Honestly, I’ve liked York for ages but this is one of my favorite performances by him. It’s also cool seeing him be able to hang with a legend like Lancaster.

I love the practical makeup effects in this, as well, and while they are vastly improved upon in the ’90s adaptation, there is something creepier about how they’re applied, here. You still see the humanity in the faces of the distorted creatures and their eyes are utilized well, speaking through their disfigurements.

This actually stands up to time, fairly well. In fact, it’s similar to how the original Planet of the Apes movies utilized similar effects that have also stood the test of time in spite of the limitations of the era in which they were made.

All in all, this was pretty damn cool to experience again, so many years later.

Rating: 6.75/10

Film Review: He Walked by Night (1948)

Release Date: November 24th, 1948 (Los Angeles)
Directed by: Alfred L. Werker, Anthony Mann (uncredited)
Written by: John C. Higgins, Crane Wilbur
Music by: Leonid Raab
Cast: Richard Basehart, Scott Brady, Roy Roberts, Jack Webb, Whit Bissell

Eagle-Lion FIlms, 79 Minutes

Review:

“And so the tedious quest went on. Sergeant Brennan wore out his shoes and his patience going from police station to police station, checking photos until his eyes were blurry. For police work is not all glamour and excitement and glory. There are days and days of routine, of tedious probing, of tireless searching. Fruitless days. Days when nothing goes right, when it seems as if no one could ever think his way through the maze of baffling trails a criminal leaves. But the answer to that is persistence and the hope that sooner or later something will turn up, some tiny lead that can grow into a warm trail and point to the cracking of a case.” – Narrator

This is a really gritty picture and it has a semidocumentary feel to it. For those who have seen T-Men, you probably can’t help making comparisons between the two.
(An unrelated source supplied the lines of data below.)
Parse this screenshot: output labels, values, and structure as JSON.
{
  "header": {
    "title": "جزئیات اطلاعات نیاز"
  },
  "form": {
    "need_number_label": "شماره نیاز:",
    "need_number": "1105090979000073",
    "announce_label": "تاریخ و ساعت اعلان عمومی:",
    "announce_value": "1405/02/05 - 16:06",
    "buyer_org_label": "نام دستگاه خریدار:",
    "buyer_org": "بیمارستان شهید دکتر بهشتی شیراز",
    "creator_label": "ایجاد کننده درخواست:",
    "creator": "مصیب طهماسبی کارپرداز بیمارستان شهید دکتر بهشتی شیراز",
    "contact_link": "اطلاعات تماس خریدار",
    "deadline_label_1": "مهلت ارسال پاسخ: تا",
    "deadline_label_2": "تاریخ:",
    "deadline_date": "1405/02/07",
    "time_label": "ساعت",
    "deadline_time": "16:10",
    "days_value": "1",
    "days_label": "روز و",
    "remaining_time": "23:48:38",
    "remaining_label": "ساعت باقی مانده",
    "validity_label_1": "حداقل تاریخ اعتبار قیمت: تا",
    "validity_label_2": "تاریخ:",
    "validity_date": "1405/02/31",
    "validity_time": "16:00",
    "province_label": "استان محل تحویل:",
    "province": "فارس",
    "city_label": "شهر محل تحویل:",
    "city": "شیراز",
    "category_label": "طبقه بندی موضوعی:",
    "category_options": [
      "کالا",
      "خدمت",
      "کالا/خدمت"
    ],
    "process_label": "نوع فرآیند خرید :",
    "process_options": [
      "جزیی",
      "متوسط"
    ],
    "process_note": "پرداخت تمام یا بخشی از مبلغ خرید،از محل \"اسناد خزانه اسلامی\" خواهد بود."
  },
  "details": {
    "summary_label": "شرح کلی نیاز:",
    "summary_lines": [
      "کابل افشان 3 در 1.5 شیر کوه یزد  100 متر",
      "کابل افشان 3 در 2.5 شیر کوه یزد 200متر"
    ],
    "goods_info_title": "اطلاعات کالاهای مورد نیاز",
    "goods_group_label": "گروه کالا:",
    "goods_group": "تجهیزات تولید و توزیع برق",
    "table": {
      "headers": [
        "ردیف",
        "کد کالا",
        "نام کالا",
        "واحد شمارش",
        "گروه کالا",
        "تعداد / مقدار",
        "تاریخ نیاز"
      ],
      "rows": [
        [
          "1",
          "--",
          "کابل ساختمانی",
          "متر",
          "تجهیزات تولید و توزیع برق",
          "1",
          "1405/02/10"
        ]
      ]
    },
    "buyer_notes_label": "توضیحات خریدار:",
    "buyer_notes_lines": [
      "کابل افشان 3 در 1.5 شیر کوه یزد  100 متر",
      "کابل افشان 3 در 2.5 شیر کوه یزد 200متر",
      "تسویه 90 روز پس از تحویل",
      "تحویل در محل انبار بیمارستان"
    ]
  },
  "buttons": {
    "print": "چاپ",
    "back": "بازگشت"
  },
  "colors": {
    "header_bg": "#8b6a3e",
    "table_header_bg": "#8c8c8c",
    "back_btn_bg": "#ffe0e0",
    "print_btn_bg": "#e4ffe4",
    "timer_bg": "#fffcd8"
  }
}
While Alfred L. Werker was billed as the director, this feels an awful lot like Anthony Mann’s T-Men. Strangely enough, he also directed this but wasn’t given credit for it. Honestly, it feels like it is wholly his film.

The film also benefits from the cinematography of John Alton, who worked on several pictures with Mann, most notably, the aforementioned T-Men, as well as his stupendous work in Raw Deal.
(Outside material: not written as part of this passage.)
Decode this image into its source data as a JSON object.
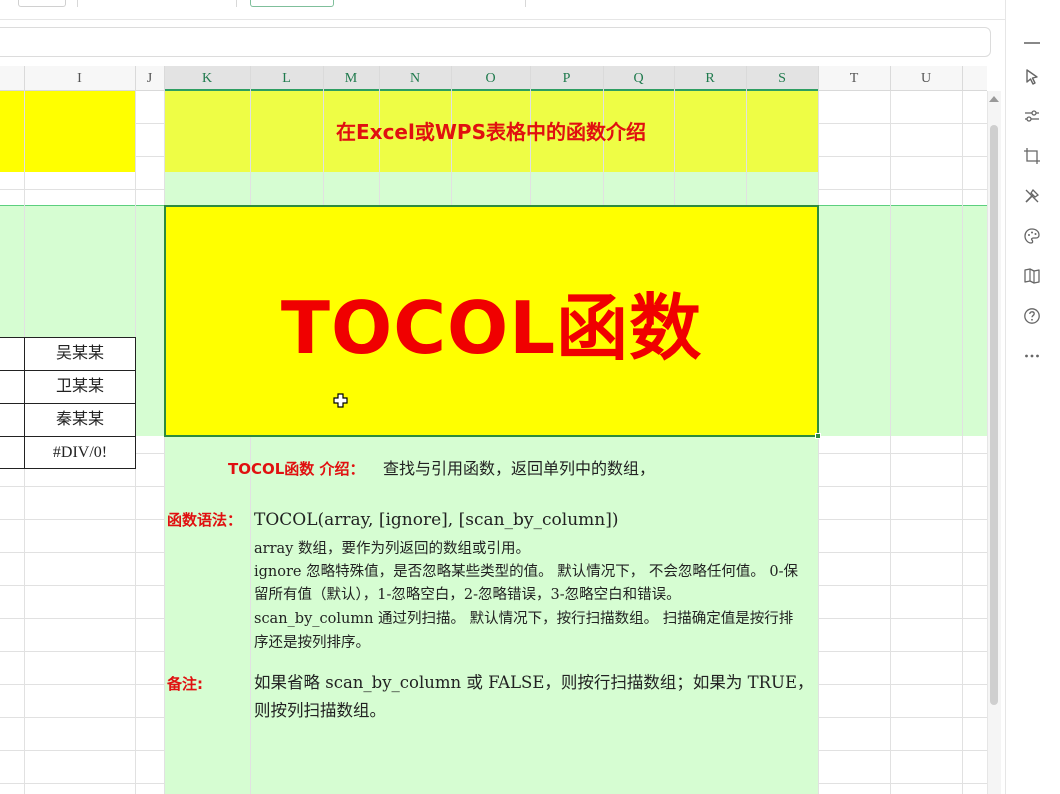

Also like T-Men, the story is based off of real life events. In the case of this picture, it is a fictional retelling of the story of Erwin “Machine-Gun” Walker, a former cop and war veteran that started a crime spree in Los Angeles that included burglaries, robberies and shootouts. In this film, names have been changed and so have some of the details. The criminal is named Roy and he is most wanted fro being a cop killer.

Richard Basehart was believable as the criminal and he carried this picture on his back. The actors who played the cops were also good and so was the shop owner who had an association with Basehart’s Roy. Basehart just takes over the screen whenever he is present. He’s clever, ruthless and calculated. Basehart conveys these qualities with ease and his presence is like a dark and intimidating cloud over the proceedings, ready to rain down hell.
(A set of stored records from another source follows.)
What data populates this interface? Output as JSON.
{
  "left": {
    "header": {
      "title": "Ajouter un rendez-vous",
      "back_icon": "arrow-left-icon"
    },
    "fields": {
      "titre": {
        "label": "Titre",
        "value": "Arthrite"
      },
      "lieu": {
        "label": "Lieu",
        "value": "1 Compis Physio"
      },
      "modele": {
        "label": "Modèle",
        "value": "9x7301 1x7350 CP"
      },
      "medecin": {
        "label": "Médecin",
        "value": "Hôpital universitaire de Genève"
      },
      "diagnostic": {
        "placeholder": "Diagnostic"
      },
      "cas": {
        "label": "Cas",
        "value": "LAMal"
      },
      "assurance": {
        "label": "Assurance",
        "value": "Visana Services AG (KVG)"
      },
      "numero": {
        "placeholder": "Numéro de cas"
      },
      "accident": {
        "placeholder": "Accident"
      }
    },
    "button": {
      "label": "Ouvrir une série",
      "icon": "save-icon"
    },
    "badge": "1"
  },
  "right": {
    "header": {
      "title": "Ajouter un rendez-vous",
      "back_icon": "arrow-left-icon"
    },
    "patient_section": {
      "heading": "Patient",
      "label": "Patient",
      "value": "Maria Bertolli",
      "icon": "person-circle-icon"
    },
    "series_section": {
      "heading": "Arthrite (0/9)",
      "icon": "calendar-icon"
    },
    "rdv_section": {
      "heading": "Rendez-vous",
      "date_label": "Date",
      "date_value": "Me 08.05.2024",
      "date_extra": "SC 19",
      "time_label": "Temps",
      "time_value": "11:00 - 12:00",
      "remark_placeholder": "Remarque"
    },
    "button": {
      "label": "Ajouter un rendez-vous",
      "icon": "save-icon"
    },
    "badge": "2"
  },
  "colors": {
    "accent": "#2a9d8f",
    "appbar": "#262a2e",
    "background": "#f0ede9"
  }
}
The action in this film is stupendous and displays more energy than what was the norm in the 1940s. The final chase scene through the Los Angeles sewers is beautiful and draws parallels to the finale of the 1949 film The Third Man. The moment where Roy slides on his belly across the asphalt, escaping into a storm drain is amazing and unlike anything I’ve seen before this picture’s time of release. The moment where the dying cop uses his car to smash into Roy’s, to prevent his escape, is another great action shot unlike anything from this era or before. This is a rather violent film for its time but nothing is really downplayed or understated.

He Walked by Night is one of the best classic film-noir movies ever made. It is short and quick but it doesn’t need to be anything more than what it was. It made its point, gave us something that truly felt real and was unapologetic about it in an era where censors had a tight grip on the film industry.

Rating: 9.75/10